Records from a collection:
* * * *
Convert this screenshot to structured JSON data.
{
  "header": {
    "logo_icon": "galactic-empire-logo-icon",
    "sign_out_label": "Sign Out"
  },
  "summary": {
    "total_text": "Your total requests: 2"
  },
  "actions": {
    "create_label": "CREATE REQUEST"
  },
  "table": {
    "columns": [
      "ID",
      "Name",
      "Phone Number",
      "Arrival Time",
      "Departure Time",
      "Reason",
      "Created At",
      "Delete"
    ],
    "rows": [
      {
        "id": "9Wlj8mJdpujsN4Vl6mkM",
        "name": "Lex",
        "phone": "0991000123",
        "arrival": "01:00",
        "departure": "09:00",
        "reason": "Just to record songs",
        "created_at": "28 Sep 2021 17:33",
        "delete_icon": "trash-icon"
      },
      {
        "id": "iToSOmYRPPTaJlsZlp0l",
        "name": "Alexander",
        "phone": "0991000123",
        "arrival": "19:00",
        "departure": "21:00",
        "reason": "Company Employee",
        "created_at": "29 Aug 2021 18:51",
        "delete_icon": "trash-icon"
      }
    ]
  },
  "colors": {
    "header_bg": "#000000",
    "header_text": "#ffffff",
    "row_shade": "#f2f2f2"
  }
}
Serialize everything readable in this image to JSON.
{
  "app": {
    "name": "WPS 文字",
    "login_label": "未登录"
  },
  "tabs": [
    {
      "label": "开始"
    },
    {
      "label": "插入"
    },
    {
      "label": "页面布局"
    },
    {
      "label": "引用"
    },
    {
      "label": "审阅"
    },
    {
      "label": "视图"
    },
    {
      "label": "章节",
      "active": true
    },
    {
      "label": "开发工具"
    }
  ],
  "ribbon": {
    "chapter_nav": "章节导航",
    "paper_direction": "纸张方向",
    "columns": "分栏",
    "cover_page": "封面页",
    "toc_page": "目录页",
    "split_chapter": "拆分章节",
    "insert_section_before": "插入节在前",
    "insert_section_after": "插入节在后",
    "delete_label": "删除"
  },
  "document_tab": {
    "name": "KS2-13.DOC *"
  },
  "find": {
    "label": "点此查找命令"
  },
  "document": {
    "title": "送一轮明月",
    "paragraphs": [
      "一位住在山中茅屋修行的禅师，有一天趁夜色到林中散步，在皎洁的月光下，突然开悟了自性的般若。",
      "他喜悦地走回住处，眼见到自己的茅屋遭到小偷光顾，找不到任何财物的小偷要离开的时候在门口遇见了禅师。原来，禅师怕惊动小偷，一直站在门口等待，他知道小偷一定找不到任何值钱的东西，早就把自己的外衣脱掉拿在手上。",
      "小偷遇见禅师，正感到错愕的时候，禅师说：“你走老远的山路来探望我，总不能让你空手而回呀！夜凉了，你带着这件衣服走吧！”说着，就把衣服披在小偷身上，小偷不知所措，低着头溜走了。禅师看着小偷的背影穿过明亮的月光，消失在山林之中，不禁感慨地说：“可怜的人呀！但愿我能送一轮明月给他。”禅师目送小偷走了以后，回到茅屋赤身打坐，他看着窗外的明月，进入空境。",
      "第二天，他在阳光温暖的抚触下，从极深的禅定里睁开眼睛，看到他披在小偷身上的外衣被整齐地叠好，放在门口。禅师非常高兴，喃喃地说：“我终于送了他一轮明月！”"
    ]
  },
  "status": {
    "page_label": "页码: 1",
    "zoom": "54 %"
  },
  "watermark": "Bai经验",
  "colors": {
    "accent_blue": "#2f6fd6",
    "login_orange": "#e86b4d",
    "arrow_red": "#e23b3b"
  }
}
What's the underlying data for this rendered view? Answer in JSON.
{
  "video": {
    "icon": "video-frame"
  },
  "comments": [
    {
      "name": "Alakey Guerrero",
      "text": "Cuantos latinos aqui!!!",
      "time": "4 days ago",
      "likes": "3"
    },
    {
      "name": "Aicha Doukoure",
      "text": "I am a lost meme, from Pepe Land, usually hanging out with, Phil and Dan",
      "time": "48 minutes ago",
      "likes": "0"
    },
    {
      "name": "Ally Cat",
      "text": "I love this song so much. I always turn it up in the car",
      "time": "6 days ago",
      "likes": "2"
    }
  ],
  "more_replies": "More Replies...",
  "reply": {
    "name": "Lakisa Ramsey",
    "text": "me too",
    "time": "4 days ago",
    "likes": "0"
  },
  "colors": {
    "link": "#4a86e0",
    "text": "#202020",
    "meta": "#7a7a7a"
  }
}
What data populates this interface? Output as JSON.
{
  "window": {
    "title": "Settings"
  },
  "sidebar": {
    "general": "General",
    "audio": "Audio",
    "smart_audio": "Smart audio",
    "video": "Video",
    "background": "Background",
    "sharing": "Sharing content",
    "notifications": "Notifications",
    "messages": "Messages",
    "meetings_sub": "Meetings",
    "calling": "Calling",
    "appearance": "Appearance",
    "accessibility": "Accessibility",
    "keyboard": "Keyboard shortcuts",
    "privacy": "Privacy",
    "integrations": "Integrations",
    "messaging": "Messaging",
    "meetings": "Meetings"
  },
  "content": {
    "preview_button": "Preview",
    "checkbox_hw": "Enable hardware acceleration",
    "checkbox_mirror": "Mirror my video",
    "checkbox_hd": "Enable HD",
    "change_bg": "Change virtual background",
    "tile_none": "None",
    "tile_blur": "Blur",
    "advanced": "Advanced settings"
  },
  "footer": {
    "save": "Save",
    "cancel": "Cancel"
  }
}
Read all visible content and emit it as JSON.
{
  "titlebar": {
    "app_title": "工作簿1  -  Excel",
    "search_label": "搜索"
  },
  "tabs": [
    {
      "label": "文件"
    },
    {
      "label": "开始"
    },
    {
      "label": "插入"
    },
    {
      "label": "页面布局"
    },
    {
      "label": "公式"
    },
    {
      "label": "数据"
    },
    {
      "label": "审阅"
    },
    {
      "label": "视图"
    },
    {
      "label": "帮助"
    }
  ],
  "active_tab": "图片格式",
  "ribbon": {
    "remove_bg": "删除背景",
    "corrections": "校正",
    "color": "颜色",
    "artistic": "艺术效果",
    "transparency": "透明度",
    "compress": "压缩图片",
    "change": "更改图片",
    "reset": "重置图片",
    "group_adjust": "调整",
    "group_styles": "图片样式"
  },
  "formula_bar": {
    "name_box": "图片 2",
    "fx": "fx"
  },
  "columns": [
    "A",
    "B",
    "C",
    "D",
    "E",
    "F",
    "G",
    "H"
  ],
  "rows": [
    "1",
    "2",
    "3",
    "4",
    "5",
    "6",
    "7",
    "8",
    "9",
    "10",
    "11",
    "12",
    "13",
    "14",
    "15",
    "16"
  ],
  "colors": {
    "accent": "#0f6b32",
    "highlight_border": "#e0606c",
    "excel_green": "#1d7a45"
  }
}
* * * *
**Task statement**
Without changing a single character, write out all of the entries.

**Result**
Convert this screenshot to structured JSON data.
{
  "header": {
    "logo_icon": "galactic-empire-logo-icon",
    "sign_out_label": "Sign Out"
  },
  "summary": {
    "total_text": "Your total requests: 2"
  },
  "actions": {
    "create_label": "CREATE REQUEST"
  },
  "table": {
    "columns": [
      "ID",
      "Name",
      "Phone Number",
      "Arrival Time",
      "Departure Time",
      "Reason",
      "Created At",
      "Delete"
    ],
    "rows": [
      {
        "id": "9Wlj8mJdpujsN4Vl6mkM",
        "name": "Lex",
        "phone": "0991000123",
        "arrival": "01:00",
        "departure": "09:00",
        "reason": "Just to record songs",
        "created_at": "28 Sep 2021 17:33",
        "delete_icon": "trash-icon"
      },
      {
        "id": "iToSOmYRPPTaJlsZlp0l",
        "name": "Alexander",
        "phone": "0991000123",
        "arrival": "19:00",
        "departure": "21:00",
        "reason": "Company Employee",
        "created_at": "29 Aug 2021 18:51",
        "delete_icon": "trash-icon"
      }
    ]
  },
  "colors": {
    "header_bg": "#000000",
    "header_text": "#ffffff",
    "row_shade": "#f2f2f2"
  }
}
Serialize everything readable in this image to JSON.
{
  "app": {
    "name": "WPS 文字",
    "login_label": "未登录"
  },
  "tabs": [
    {
      "label": "开始"
    },
    {
      "label": "插入"
    },
    {
      "label": "页面布局"
    },
    {
      "label": "引用"
    },
    {
      "label": "审阅"
    },
    {
      "label": "视图"
    },
    {
      "label": "章节",
      "active": true
    },
    {
      "label": "开发工具"
    }
  ],
  "ribbon": {
    "chapter_nav": "章节导航",
    "paper_direction": "纸张方向",
    "columns": "分栏",
    "cover_page": "封面页",
    "toc_page": "目录页",
    "split_chapter": "拆分章节",
    "insert_section_before": "插入节在前",
    "insert_section_after": "插入节在后",
    "delete_label": "删除"
  },
  "document_tab": {
    "name": "KS2-13.DOC *"
  },
  "find": {
    "label": "点此查找命令"
  },
  "document": {
    "title": "送一轮明月",
    "paragraphs": [
      "一位住在山中茅屋修行的禅师，有一天趁夜色到林中散步，在皎洁的月光下，突然开悟了自性的般若。",
      "他喜悦地走回住处，眼见到自己的茅屋遭到小偷光顾，找不到任何财物的小偷要离开的时候在门口遇见了禅师。原来，禅师怕惊动小偷，一直站在门口等待，他知道小偷一定找不到任何值钱的东西，早就把自己的外衣脱掉拿在手上。",
      "小偷遇见禅师，正感到错愕的时候，禅师说：“你走老远的山路来探望我，总不能让你空手而回呀！夜凉了，你带着这件衣服走吧！”说着，就把衣服披在小偷身上，小偷不知所措，低着头溜走了。禅师看着小偷的背影穿过明亮的月光，消失在山林之中，不禁感慨地说：“可怜的人呀！但愿我能送一轮明月给他。”禅师目送小偷走了以后，回到茅屋赤身打坐，他看着窗外的明月，进入空境。",
      "第二天，他在阳光温暖的抚触下，从极深的禅定里睁开眼睛，看到他披在小偷身上的外衣被整齐地叠好，放在门口。禅师非常高兴，喃喃地说：“我终于送了他一轮明月！”"
    ]
  },
  "status": {
    "page_label": "页码: 1",
    "zoom": "54 %"
  },
  "watermark": "Bai经验",
  "colors": {
    "accent_blue": "#2f6fd6",
    "login_orange": "#e86b4d",
    "arrow_red": "#e23b3b"
  }
}
What's the underlying data for this rendered view? Answer in JSON.
{
  "video": {
    "icon": "video-frame"
  },
  "comments": [
    {
      "name": "Alakey Guerrero",
      "text": "Cuantos latinos aqui!!!",
      "time": "4 days ago",
      "likes": "3"
    },
    {
      "name": "Aicha Doukoure",
      "text": "I am a lost meme, from Pepe Land, usually hanging out with, Phil and Dan",
      "time": "48 minutes ago",
      "likes": "0"
    },
    {
      "name": "Ally Cat",
      "text": "I love this song so much. I always turn it up in the car",
      "time": "6 days ago",
      "likes": "2"
    }
  ],
  "more_replies": "More Replies...",
  "reply": {
    "name": "Lakisa Ramsey",
    "text": "me too",
    "time": "4 days ago",
    "likes": "0"
  },
  "colors": {
    "link": "#4a86e0",
    "text": "#202020",
    "meta": "#7a7a7a"
  }
}
What data populates this interface? Output as JSON.
{
  "window": {
    "title": "Settings"
  },
  "sidebar": {
    "general": "General",
    "audio": "Audio",
    "smart_audio": "Smart audio",
    "video": "Video",
    "background": "Background",
    "sharing": "Sharing content",
    "notifications": "Notifications",
    "messages": "Messages",
    "meetings_sub": "Meetings",
    "calling": "Calling",
    "appearance": "Appearance",
    "accessibility": "Accessibility",
    "keyboard": "Keyboard shortcuts",
    "privacy": "Privacy",
    "integrations": "Integrations",
    "messaging": "Messaging",
    "meetings": "Meetings"
  },
  "content": {
    "preview_button": "Preview",
    "checkbox_hw": "Enable hardware acceleration",
    "checkbox_mirror": "Mirror my video",
    "checkbox_hd": "Enable HD",
    "change_bg": "Change virtual background",
    "tile_none": "None",
    "tile_blur": "Blur",
    "advanced": "Advanced settings"
  },
  "footer": {
    "save": "Save",
    "cancel": "Cancel"
  }
}
Read all visible content and emit it as JSON.
{
  "titlebar": {
    "app_title": "工作簿1  -  Excel",
    "search_label": "搜索"
  },
  "tabs": [
    {
      "label": "文件"
    },
    {
      "label": "开始"
    },
    {
      "label": "插入"
    },
    {
      "label": "页面布局"
    },
    {
      "label": "公式"
    },
    {
      "label": "数据"
    },
    {
      "label": "审阅"
    },
    {
      "label": "视图"
    },
    {
      "label": "帮助"
    }
  ],
  "active_tab": "图片格式",
  "ribbon": {
    "remove_bg": "删除背景",
    "corrections": "校正",
    "color": "颜色",
    "artistic": "艺术效果",
    "transparency": "透明度",
    "compress": "压缩图片",
    "change": "更改图片",
    "reset": "重置图片",
    "group_adjust": "调整",
    "group_styles": "图片样式"
  },
  "formula_bar": {
    "name_box": "图片 2",
    "fx": "fx"
  },
  "columns": [
    "A",
    "B",
    "C",
    "D",
    "E",
    "F",
    "G",
    "H"
  ],
  "rows": [
    "1",
    "2",
    "3",
    "4",
    "5",
    "6",
    "7",
    "8",
    "9",
    "10",
    "11",
    "12",
    "13",
    "14",
    "15",
    "16"
  ],
  "colors": {
    "accent": "#0f6b32",
    "highlight_border": "#e0606c",
    "excel_green": "#1d7a45"
  }
}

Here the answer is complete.